It was still dark at 6:30 AM as I walked out of the grocery store. We have surprisingly few options for groceries in the town where I live, and that means everyone shops at the same store. I do my shopping as early as I can stand in order to avoid the crowds, so this is usually when I am there. As I made my way from the overly store to my car, I had little idea what was waiting for me in the darkness.

I had just starting loading groceries into my car, when she emerged. I heard her before I saw her. She called out some sort of pleasantry along the lines of, "My, you are here awfully early. I guess you are just trying to get your shopping done and get out of here, huh?" An astute observation.

I looked up to see a well-dressed Black woman walking toward me across the parking lot. I'd estimate that she was in her mid-30s. Having been accosted many times inside this store and its parking lot by mentally ill individuals who screamed gibberish until law enforcement arrived, I was initially wary; however, that was not the vibe I got here. She was not wearing a bathrobe and flip-flops, after all. Given the unusually cold weather, I figured she might have a dead car battery or something. I decided I'd offer to help.

January 19, 2019

Tale of a Good Christian

man praying at dawn

I attended a Christian college not because I was Christian at the time (I was far more public about my atheism back then) but because the school had a great reputation in the region. I encountered my share of religiously-motivated bigotry, probably more than I would have at one of the state universities in the area. Some of the negative experiences I had did probably come about because most of the other students were Christian. Still, I suppose this ended up being good preparation for life in Mississippi. In fact, there is not much I would change about my college experience. It wasn't always pleasant, but it helped to make me who I am today.

Some of you who are on Twitter may have seen the recent tweets tagged with #ExposeChristianSchools. If not, many people have been using it to share their negative experiences attending Christian schools in the aftermath of Vice President Pence's comments about how Christian education should not be criticized because he and his wife (i.e., "Mother") are offended by such criticism. While I support the hashtag, my experiences attending a Christian college were far more positive than most of what I saw on Twitter. I feel very fortunate for that.
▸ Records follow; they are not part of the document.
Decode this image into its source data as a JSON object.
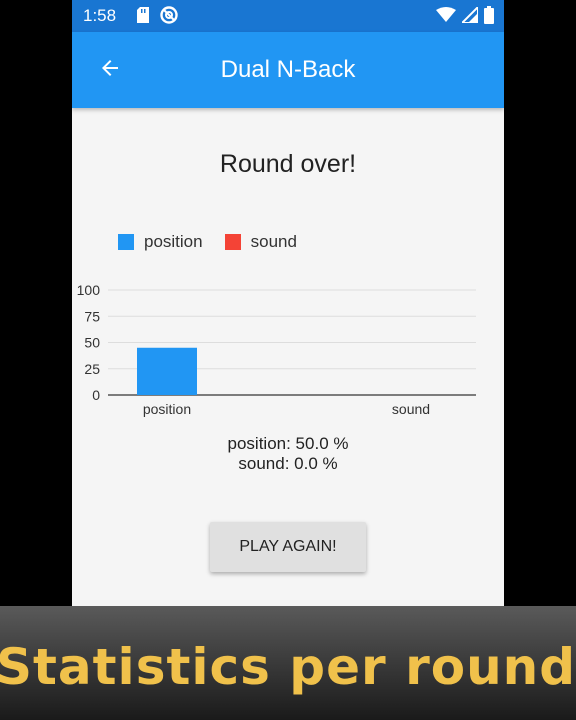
{
  "status_bar": {
    "time": "1:58",
    "icons": [
      "sd-card-icon",
      "do-not-disturb-icon",
      "wifi-icon",
      "signal-icon",
      "battery-icon"
    ]
  },
  "app_bar": {
    "title": "Dual N-Back",
    "back_icon": "arrow-back-icon",
    "color": "#2196f3"
  },
  "main": {
    "heading": "Round over!",
    "stats": {
      "position_line": "position: 50.0 %",
      "sound_line": "sound: 0.0 %"
    },
    "play_button_label": "PLAY AGAIN!"
  },
  "chart_data": {
    "type": "bar",
    "categories": [
      "position",
      "sound"
    ],
    "series": [
      {
        "name": "position",
        "color": "#2196f3",
        "values": [
          45,
          0
        ]
      },
      {
        "name": "sound",
        "color": "#f44336",
        "values": [
          0,
          0
        ]
      }
    ],
    "yticks": [
      "100",
      "75",
      "50",
      "25",
      "0"
    ],
    "ylim": [
      0,
      100
    ],
    "grid": true,
    "legend": "top-left"
  },
  "caption": "Statistics per round"
}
In this post, I'd like to tell you about a particularly outstanding Christian professor who I admired and respected a great deal. If nothing else, this may serve as a reminder that even devout Christians at Christian colleges can sometimes be wonderful teachers and good people. The professor in question had his appointment in the departments of philosophy and held degrees in both religion and philosophy. The course I took with him was an upper-level philosophy course on the philosophy of religion. I ended up minoring in philosophy after being unable to figure out what I would do with a philosophy major.